# [What you are asked to do]
If a line of the material holds the string "this", please copy it.

# [Records supplied]

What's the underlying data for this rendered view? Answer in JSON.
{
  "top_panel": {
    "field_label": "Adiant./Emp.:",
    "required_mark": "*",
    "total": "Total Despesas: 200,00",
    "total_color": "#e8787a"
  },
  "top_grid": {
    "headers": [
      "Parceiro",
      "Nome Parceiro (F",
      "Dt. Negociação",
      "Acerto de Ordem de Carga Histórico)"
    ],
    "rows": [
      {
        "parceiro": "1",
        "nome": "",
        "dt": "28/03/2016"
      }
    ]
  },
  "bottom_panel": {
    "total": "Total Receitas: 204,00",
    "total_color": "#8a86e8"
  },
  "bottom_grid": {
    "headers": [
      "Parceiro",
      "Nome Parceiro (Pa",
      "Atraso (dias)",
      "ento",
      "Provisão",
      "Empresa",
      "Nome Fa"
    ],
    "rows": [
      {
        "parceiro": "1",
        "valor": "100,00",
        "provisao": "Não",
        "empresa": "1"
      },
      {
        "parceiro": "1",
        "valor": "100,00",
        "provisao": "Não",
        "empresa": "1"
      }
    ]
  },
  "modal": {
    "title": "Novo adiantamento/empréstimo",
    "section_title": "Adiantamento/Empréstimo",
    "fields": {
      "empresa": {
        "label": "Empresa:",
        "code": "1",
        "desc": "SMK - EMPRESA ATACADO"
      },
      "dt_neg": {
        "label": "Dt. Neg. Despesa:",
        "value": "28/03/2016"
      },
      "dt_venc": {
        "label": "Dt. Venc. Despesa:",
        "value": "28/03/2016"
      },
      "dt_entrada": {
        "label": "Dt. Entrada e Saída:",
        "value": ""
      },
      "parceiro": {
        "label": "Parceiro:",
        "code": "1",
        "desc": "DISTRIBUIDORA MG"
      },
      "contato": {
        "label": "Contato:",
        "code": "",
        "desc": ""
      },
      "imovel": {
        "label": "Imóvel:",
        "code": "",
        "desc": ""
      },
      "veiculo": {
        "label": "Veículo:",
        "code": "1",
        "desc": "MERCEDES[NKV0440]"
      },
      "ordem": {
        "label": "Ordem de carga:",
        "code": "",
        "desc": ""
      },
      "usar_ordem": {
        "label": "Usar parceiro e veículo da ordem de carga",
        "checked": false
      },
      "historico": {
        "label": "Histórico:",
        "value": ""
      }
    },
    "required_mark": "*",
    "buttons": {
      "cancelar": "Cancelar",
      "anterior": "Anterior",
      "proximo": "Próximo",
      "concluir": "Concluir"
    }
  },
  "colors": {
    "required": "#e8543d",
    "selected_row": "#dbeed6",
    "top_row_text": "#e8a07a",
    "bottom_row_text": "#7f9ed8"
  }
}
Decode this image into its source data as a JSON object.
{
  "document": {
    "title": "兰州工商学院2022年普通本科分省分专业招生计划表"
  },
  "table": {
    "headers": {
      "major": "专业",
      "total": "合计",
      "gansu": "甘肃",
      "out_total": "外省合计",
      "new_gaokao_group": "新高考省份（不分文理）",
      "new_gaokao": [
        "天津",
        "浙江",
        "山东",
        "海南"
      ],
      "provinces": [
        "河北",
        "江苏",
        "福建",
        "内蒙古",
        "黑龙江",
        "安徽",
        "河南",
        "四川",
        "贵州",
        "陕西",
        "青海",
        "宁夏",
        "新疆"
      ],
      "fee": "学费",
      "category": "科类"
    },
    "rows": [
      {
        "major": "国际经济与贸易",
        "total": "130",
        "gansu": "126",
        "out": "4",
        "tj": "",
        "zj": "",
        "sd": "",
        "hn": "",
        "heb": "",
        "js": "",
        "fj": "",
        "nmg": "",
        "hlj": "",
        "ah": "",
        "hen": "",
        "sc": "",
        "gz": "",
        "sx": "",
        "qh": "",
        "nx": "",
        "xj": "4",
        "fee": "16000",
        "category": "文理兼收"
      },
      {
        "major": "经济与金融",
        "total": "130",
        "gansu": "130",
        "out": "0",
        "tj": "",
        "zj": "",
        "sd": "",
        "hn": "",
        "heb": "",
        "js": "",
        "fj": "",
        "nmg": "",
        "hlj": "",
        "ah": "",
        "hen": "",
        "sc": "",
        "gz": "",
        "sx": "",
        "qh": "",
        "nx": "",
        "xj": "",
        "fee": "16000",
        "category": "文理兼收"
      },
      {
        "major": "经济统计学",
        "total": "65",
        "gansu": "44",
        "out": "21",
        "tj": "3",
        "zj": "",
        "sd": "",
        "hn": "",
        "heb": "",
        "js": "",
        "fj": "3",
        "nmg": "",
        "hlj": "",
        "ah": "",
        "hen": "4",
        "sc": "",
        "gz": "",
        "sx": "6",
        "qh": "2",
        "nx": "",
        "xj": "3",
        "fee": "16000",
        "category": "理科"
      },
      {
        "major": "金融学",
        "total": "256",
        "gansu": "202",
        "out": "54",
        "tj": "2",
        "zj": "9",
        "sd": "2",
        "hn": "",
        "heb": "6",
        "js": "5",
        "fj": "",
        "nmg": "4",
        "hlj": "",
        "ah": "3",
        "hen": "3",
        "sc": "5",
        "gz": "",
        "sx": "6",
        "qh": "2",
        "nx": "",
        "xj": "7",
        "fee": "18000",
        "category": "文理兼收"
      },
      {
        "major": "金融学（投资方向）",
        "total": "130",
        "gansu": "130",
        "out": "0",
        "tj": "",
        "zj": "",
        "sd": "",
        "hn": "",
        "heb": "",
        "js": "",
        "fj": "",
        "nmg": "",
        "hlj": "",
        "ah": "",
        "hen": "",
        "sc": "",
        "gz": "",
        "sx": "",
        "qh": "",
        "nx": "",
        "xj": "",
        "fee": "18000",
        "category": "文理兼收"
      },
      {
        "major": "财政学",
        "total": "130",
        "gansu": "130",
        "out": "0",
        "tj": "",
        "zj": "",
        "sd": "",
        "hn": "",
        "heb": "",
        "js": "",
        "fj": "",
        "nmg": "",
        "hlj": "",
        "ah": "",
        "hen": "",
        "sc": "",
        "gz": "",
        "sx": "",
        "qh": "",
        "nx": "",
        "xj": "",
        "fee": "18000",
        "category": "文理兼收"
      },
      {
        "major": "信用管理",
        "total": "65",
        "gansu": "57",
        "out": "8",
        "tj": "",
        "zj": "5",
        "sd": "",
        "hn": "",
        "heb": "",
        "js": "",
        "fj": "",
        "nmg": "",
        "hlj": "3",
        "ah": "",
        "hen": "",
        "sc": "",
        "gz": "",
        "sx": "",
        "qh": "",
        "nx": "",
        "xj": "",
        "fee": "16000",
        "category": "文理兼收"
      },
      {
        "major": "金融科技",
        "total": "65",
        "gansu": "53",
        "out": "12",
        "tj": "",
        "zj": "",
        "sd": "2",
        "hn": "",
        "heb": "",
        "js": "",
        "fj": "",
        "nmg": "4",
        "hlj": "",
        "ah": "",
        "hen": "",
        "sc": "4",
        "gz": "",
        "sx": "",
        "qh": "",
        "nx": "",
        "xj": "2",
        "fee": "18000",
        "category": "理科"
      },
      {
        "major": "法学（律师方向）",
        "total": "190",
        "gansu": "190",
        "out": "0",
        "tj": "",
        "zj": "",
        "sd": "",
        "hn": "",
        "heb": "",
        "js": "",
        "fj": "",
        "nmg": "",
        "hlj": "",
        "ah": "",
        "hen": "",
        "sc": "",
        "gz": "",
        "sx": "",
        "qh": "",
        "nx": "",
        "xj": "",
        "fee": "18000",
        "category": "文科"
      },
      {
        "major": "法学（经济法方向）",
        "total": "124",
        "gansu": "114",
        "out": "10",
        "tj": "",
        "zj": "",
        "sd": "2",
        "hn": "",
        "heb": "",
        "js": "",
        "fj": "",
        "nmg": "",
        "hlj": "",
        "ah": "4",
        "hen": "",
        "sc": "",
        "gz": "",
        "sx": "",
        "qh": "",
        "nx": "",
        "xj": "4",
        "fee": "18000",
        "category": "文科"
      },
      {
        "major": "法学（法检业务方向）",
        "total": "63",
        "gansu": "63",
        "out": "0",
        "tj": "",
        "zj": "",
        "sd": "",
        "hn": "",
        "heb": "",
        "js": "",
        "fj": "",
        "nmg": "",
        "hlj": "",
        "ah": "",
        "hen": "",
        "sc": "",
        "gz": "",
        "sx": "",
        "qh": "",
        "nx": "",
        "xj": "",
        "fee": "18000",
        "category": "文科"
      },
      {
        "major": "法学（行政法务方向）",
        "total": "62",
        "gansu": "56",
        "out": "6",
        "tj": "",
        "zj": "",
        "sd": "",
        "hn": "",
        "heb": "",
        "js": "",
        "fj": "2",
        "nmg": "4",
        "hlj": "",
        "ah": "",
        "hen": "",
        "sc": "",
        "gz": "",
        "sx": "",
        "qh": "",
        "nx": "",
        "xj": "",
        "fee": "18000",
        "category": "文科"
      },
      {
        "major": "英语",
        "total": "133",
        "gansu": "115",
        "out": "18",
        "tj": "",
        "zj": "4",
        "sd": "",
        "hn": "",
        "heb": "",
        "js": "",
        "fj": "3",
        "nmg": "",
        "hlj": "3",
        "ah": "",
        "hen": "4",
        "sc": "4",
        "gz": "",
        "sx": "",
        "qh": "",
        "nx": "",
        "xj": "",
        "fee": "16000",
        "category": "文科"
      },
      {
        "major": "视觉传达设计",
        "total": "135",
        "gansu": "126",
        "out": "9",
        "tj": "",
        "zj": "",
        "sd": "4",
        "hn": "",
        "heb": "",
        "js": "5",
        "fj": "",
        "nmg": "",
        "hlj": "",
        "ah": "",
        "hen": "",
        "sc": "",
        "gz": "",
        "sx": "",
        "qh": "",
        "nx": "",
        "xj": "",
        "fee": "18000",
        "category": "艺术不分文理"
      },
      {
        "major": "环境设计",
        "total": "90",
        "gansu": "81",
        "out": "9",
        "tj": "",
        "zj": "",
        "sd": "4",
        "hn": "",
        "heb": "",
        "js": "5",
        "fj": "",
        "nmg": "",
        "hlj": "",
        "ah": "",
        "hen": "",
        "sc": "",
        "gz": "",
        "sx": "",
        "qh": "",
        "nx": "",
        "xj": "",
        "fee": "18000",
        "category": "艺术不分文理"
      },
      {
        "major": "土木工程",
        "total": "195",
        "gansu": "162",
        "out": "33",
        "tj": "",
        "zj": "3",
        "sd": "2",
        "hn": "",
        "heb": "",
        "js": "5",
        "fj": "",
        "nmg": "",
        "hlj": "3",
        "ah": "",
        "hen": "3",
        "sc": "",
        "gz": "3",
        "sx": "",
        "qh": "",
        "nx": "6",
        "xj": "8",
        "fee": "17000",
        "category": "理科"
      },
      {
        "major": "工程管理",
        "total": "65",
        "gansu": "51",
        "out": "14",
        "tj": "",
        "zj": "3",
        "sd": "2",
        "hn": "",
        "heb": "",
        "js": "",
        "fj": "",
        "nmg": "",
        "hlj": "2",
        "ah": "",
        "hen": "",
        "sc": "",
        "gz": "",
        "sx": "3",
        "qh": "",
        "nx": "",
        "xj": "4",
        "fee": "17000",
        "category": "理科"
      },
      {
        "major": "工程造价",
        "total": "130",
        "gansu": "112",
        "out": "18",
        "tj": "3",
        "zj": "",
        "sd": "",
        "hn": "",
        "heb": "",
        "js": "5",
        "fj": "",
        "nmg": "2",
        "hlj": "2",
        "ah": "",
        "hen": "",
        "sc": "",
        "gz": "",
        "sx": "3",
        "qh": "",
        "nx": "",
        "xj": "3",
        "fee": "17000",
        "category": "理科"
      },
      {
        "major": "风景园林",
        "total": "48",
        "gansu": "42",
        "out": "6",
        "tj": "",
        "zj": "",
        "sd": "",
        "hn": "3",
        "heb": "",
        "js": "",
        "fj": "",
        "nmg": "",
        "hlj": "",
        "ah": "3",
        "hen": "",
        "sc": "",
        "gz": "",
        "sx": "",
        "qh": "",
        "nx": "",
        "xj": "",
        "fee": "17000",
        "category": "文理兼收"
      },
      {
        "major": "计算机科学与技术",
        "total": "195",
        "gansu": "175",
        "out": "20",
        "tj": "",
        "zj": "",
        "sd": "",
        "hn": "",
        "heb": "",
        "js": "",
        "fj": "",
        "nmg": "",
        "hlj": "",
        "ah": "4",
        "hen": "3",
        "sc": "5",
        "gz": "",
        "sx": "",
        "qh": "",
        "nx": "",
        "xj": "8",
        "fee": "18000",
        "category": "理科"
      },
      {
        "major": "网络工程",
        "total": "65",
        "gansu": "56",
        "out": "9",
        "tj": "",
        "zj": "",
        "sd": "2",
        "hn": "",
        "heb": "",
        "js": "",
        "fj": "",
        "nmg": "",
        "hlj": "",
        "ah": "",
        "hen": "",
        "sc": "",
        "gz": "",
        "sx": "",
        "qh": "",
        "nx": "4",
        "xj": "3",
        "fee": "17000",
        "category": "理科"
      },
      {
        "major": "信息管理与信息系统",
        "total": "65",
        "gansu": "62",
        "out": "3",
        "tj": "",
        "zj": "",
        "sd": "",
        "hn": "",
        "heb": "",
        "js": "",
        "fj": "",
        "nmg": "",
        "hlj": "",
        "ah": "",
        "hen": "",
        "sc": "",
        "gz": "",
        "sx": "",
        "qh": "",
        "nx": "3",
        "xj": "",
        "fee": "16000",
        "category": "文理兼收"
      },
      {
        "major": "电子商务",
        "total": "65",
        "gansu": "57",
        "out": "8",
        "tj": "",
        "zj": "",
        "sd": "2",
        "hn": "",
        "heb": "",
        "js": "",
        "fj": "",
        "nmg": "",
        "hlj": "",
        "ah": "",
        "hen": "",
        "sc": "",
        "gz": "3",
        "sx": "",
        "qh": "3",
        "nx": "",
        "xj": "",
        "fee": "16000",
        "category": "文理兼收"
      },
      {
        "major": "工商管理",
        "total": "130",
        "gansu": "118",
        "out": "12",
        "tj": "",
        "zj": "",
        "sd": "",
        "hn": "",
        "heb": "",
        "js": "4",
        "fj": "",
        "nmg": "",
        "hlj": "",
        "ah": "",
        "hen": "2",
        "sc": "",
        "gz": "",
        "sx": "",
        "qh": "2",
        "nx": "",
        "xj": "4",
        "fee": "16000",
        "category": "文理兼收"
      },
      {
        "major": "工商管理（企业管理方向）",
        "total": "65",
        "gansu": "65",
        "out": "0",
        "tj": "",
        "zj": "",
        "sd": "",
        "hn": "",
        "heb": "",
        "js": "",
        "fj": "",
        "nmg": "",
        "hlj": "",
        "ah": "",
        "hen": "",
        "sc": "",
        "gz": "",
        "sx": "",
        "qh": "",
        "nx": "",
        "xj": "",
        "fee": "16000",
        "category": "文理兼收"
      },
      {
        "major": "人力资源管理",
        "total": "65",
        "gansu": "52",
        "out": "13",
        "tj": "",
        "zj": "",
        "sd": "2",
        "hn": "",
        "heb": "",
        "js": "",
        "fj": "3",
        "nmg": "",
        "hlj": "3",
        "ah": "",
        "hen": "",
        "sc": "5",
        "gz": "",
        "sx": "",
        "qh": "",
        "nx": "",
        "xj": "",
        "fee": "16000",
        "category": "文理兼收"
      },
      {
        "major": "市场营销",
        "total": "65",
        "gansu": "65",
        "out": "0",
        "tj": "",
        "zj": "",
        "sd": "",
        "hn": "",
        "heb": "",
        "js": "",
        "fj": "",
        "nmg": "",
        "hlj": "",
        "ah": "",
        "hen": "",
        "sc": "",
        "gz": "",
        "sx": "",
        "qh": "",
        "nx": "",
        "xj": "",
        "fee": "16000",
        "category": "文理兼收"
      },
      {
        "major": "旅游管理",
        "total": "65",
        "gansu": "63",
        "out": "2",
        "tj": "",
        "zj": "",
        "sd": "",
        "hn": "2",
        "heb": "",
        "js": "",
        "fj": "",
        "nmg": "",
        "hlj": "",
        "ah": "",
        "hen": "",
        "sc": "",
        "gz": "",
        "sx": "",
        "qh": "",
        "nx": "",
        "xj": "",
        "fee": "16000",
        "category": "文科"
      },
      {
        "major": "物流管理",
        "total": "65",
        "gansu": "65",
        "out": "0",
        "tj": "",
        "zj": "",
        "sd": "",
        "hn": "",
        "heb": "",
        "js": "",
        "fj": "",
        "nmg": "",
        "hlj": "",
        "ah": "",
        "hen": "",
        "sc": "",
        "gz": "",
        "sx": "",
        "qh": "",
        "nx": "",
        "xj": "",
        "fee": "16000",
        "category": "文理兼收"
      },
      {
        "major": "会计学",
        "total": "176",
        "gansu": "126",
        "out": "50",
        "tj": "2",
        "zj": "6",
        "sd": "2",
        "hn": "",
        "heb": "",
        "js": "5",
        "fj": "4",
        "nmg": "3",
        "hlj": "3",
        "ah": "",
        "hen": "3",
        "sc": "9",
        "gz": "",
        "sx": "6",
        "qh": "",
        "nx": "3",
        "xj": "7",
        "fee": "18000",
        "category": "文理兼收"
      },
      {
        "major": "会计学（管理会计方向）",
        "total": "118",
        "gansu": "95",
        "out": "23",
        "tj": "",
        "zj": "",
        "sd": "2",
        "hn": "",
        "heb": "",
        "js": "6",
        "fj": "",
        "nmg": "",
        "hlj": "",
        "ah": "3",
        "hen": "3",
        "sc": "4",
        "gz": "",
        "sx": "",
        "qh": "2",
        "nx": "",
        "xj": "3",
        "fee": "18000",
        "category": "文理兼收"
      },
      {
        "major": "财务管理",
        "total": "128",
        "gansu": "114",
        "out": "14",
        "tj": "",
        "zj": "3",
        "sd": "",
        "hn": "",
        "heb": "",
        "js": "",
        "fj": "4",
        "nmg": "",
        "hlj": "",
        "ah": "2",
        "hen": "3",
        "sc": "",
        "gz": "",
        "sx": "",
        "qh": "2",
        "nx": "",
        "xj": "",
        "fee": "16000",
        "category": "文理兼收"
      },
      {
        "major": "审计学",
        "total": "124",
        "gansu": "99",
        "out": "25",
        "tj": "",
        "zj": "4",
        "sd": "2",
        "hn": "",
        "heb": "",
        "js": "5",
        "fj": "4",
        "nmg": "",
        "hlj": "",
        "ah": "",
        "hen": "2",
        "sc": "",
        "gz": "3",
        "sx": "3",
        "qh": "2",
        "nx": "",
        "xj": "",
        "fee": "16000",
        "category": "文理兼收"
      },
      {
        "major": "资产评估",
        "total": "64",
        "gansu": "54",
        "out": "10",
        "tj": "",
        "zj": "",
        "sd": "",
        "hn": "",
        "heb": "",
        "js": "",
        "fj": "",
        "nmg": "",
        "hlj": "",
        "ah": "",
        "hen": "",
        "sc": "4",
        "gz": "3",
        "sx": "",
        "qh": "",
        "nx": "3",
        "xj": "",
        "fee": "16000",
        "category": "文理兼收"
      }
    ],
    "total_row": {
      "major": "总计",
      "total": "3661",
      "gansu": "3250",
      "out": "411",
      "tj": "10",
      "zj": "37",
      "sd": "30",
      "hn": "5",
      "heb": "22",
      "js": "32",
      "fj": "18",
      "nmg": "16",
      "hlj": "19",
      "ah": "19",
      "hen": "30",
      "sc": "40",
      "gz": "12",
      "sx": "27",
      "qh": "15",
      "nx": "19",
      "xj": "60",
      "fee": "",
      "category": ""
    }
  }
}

# [Reply to the task]
What's the underlying data for this rendered view? Answer in JSON.
Decode this image into its source data as a JSON object.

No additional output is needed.